It was around May of 1968, at Cua Viet, South Vietnam, located on the Dong Ha river, where it poured out into the Gulf of Tonkin.
The day had started out like many of the other Sunday's.
Except, about 0900, we came under heavy attack with mortars and rockets. It seemed a lot heavier than usual.
One rocket scored a direct hit on the comm people's living bunker. One man was killed trying to get into the bunker.
It was interesting how the attack would formulate. The first rounds would hit just north of the Dong Ha river, and then walk across the river, through the AmTrak compound, into the artillery compound, through the main compound and through the camp.
At this time, the great battleships were not laying just outside the Gulf of Tonkin; they had not been moved there yet.
So, response to the attacks came from within our compound, with artillery throwing shells back toward the DMZ and north.
On this particular day, that I recall, after the attack subsided, I happened to come into contact with the Regimental Chaplain.
He asked me if I believed in divine guidance. I don't remember how I answered, but it was a time in my life when God and religion played a very, very small role. My loyalty was to Corps and country. I hadn't been able to incorporate God into that loyalty yet.
The chaplain said, that he never goes to the mess hall on Sunday morning. However, this Sunday morning, he claimed a strong impulse to go up to the mess hall, and have a cup of coffee, and visit with the troops.
Shortly after arriving at the mess hall, the attack started. For the duration of the attack, the chaplain remained at the mess hall. There was no damage to the mess hall, so all was well there.
However, when the chaplain returned to his hootch, and went to sit down at his desk, where he normally would have been. He found a hole, about six to eight inches across, in the screen, right behind where his head would have been had he not gone to the mess hall.
He took me into his office and showed me the hole.
Then he explained how the incident had changed his perspective on religion and that God really did look out for people.
Not being a believer, I was aware of having awakened about 2330 one morning, with a weird feeling; a kind of restlessness. Within a few minutes after getting up and walking around the compound, we came under rocket and mortar attack.
Who knows how I might have come out had I not woke up when I did. I couldn't chalk this up to divine guidance, because I just didn't believe. Instead, I believed my subconscious had heard the small arms fire on the perimeter; which generally came before an attack.
So, in retrospect, I now have a little bit better understanding of divine guidance, and I know, that God sometimes speaks to us in such a still, small voice, that we think it is coming from somwhere deep inside, an existential awareness, if you will.

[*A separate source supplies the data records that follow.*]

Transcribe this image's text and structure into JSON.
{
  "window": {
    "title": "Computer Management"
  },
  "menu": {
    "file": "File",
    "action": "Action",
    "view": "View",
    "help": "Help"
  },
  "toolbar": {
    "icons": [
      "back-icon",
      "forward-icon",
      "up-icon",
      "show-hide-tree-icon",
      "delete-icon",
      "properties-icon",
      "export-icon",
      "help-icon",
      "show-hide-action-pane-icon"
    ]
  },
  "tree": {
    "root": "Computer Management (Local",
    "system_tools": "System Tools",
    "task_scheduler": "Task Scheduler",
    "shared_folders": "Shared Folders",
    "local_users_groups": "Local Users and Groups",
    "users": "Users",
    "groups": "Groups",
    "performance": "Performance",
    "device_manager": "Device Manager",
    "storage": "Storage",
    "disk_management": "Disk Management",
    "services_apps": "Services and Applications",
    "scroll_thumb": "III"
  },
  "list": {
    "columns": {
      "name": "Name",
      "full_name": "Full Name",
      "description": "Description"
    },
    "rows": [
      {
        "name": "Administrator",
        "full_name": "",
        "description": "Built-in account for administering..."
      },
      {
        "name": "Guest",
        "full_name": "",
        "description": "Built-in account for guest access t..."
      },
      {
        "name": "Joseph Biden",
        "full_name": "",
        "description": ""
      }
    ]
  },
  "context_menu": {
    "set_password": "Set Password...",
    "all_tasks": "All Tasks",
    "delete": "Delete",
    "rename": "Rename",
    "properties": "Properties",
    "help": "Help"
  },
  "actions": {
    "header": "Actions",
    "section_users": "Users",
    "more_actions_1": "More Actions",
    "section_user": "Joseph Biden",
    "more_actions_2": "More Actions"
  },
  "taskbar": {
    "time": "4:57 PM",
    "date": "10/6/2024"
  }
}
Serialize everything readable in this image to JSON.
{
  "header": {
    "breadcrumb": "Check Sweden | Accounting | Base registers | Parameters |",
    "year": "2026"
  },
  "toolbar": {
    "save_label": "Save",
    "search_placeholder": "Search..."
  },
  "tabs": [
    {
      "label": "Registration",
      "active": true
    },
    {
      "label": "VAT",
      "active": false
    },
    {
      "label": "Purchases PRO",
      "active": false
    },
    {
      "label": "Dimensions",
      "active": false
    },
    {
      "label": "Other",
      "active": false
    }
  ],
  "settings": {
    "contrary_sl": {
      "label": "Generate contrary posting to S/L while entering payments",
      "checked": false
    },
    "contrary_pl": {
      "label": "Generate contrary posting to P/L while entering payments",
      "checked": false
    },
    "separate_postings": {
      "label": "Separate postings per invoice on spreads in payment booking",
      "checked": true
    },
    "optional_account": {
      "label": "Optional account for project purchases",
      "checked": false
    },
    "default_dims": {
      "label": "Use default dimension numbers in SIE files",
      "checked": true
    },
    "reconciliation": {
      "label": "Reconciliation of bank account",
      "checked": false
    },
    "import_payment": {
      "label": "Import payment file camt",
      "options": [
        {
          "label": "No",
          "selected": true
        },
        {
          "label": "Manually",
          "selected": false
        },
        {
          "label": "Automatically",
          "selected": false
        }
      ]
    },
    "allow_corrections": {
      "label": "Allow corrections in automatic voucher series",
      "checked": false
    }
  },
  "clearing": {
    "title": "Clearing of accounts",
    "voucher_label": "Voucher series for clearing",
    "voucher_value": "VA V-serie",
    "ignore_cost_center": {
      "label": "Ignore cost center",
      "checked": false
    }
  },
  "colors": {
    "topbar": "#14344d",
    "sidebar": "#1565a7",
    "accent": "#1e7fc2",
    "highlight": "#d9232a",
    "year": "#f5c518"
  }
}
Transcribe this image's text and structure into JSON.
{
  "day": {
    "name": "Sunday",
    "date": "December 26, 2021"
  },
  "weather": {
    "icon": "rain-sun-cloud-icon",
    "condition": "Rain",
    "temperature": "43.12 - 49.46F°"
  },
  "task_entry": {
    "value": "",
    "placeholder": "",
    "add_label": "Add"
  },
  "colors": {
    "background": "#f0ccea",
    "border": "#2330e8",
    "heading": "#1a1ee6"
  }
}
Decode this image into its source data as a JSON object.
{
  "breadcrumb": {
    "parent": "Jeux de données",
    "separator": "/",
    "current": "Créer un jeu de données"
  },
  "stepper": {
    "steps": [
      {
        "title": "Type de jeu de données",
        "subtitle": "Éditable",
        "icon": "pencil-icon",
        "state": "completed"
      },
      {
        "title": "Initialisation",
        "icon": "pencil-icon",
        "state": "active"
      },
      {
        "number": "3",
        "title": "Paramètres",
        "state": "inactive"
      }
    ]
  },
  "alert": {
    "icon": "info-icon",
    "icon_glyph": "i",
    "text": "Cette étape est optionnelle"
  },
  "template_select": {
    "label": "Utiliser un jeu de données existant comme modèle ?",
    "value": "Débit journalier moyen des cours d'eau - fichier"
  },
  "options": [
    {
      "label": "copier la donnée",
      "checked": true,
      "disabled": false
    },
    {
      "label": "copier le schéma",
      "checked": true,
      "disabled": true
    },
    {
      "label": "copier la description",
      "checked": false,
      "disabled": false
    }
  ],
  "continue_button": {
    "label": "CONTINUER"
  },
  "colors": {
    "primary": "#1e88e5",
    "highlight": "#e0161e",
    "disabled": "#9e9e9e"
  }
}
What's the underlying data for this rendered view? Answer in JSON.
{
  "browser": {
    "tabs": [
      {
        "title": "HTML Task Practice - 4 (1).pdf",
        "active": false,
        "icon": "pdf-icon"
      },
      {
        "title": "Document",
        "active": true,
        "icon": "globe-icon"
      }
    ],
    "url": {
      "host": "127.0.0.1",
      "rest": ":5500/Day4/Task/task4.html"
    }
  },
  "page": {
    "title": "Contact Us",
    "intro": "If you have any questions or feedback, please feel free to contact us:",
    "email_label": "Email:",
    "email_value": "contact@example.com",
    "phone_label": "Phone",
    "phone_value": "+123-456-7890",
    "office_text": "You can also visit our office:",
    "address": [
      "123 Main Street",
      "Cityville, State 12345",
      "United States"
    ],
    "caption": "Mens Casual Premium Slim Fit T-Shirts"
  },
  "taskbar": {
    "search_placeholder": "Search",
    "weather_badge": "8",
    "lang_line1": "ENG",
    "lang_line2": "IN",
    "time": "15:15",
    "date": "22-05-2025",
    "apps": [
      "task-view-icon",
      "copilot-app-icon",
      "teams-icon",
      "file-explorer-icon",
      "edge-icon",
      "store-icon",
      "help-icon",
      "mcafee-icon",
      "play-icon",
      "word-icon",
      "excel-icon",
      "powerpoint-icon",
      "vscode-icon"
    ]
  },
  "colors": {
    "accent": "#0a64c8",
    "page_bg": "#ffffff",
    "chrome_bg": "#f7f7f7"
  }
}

In spite of the fact that I was not a believer in God, and that I did everything in my life to deny any possibility of deity; I believe today, that God really did watch over me.
I am continually reminded of an old saying we had back then, that God watches over drunks, idiots and Marines.
Why else would we sing; When the army and navy look upon heaven's scenes, they'll find the streets are guarded by United States Marines?